8. (Washington) Drywall Contractor in Walla Walla Must Pay More Than $1 Million in Workers’ Compensation Premiums and Penalties (4/17/15)
Shawn A. Campbell and his wife were held personally liable for over $1 million in unpaid premiums, interest and late penalties for their company. Campbell listed his employees as co-owners in order to avoid paying workers’ compensation premiums.
9. (Utah) Construction Company to Pay $700,000 for Misclassification Scheme (5/1/15)
CSG Workforce Partners (a.k.a. Universal Contracting, LLC and later as Arizona Tract/Arizona CLA) required their workers to classify themselves as “members/owners” which limited their legal rights and gave them no minimum wage guarantee, no time-and-a-half overtime pay, no workers’ compensation insurance and no unemployment insurance.

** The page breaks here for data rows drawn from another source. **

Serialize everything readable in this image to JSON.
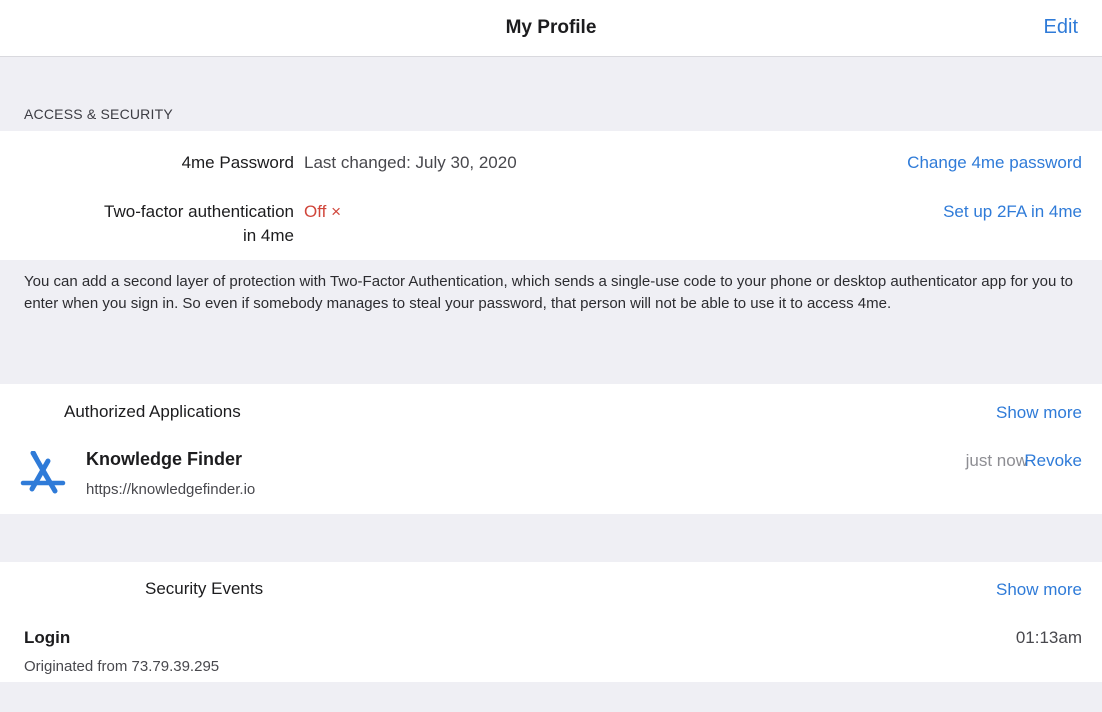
{
  "nav": {
    "title": "My Profile",
    "edit_label": "Edit"
  },
  "access_security": {
    "header": "ACCESS & SECURITY",
    "password": {
      "label": "4me Password",
      "value": "Last changed: July 30, 2020",
      "action": "Change 4me password"
    },
    "two_factor": {
      "label_line1": "Two-factor authentication",
      "label_line2": "in 4me",
      "status": "Off ×",
      "action": "Set up 2FA in 4me"
    },
    "info": "You can add a second layer of protection with Two-Factor Authentication, which sends a single-use code to your phone or desktop authenticator app for you to enter when you sign in. So even if somebody manages to steal your password, that person will not be able to use it to access 4me."
  },
  "authorized_apps": {
    "heading": "Authorized Applications",
    "show_more": "Show more",
    "items": [
      {
        "name": "Knowledge Finder",
        "url": "https://knowledgefinder.io",
        "time": "just now",
        "action": "Revoke",
        "icon": "app-store-icon"
      }
    ]
  },
  "security_events": {
    "heading": "Security Events",
    "show_more": "Show more",
    "items": [
      {
        "title": "Login",
        "detail": "Originated from 73.79.39.295",
        "time": "01:13am"
      }
    ]
  },
  "colors": {
    "accent": "#2f7bd8",
    "danger": "#d0463b",
    "background_gray": "#efeff4"
  }
}
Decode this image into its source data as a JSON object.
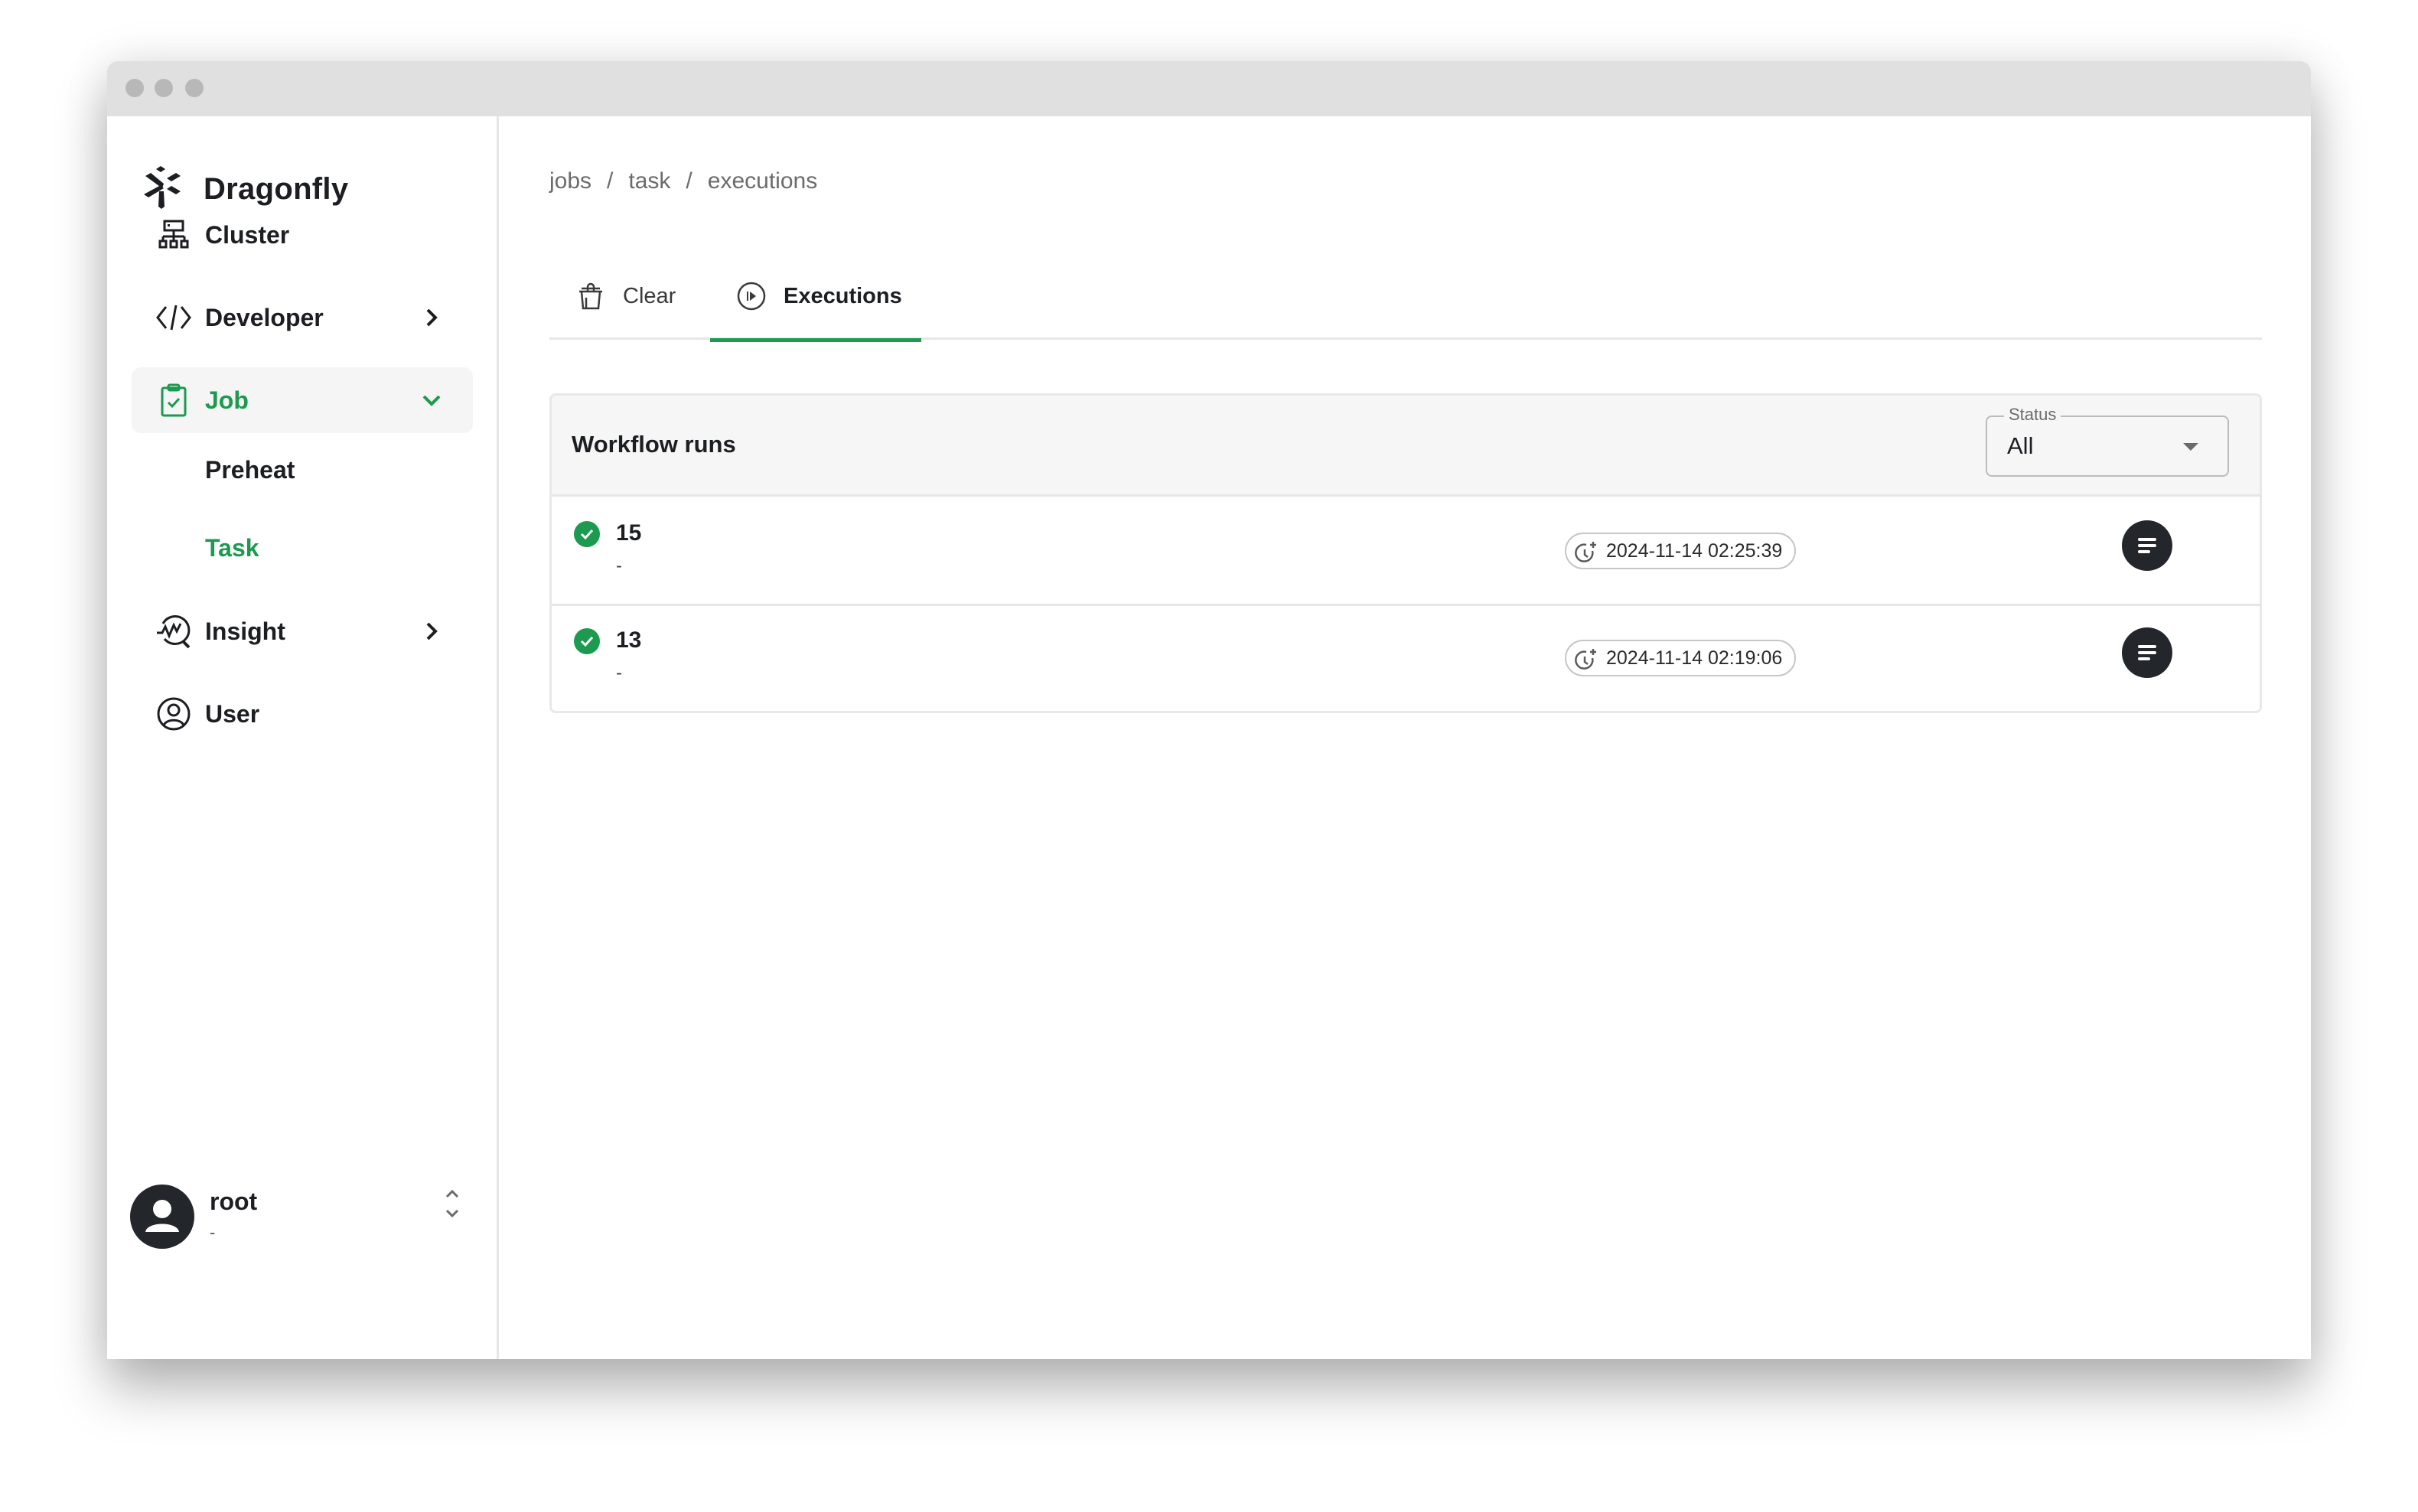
{
  "window": {
    "controls": [
      "close",
      "minimize",
      "maximize"
    ]
  },
  "brand": {
    "name": "Dragonfly",
    "icon": "dragonfly-logo-icon"
  },
  "sidebar": {
    "items": [
      {
        "label": "Cluster",
        "icon": "cluster-icon",
        "expandable": false
      },
      {
        "label": "Developer",
        "icon": "code-icon",
        "expandable": true,
        "expanded": false
      },
      {
        "label": "Job",
        "icon": "clipboard-check-icon",
        "expandable": true,
        "expanded": true,
        "active": true,
        "children": [
          {
            "label": "Preheat"
          },
          {
            "label": "Task",
            "active": true
          }
        ]
      },
      {
        "label": "Insight",
        "icon": "insight-icon",
        "expandable": true,
        "expanded": false
      },
      {
        "label": "User",
        "icon": "user-circle-icon",
        "expandable": false
      }
    ],
    "user": {
      "name": "root",
      "subtitle": "-",
      "icon": "avatar-icon"
    }
  },
  "breadcrumb": {
    "items": [
      "jobs",
      "task",
      "executions"
    ],
    "separator": "/"
  },
  "tabs": [
    {
      "label": "Clear",
      "icon": "trash-icon",
      "active": false
    },
    {
      "label": "Executions",
      "icon": "play-circle-icon",
      "active": true
    }
  ],
  "workflow_runs": {
    "title": "Workflow runs",
    "status_filter": {
      "label": "Status",
      "value": "All"
    },
    "rows": [
      {
        "id": "15",
        "subtitle": "-",
        "status": "success",
        "created_at": "2024-11-14 02:25:39"
      },
      {
        "id": "13",
        "subtitle": "-",
        "status": "success",
        "created_at": "2024-11-14 02:19:06"
      }
    ]
  },
  "colors": {
    "accent": "#1c9a4f",
    "text": "#1c1e21",
    "muted": "#6b6b6b",
    "border": "#e6e6e6",
    "header_bg": "#f6f6f6",
    "dark_button": "#23272b"
  }
}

When the employers found out that the state of Utah was investigating, they packed-up and left for Arizona. However, they were tracked down and charged $600,000 in back wages to employees as well as $100,000 for their willful violations of employment laws.
10. (Massachusetts) Roofing Business Owners Indicted for Workers’ Comp Fraud Totaling $615,000 (3/25/15)
Two business owners allegedly failed to accurately report their payroll and underreported earnings in order to be granted lower insurance premiums in three roofing companies between 2008 and 2014. They avoided paying a total of more than $615,000 in insurance premiums alone.
For more information, contact:
Leonard T. Jernigan, Jr.
Adjunct Professor of Workers’ Compensation Law
N.C. Central University School of Law
The Jernigan Law Firm
2626 Glenwood Avenue, Suite 330
Raleigh, North Carolina 27608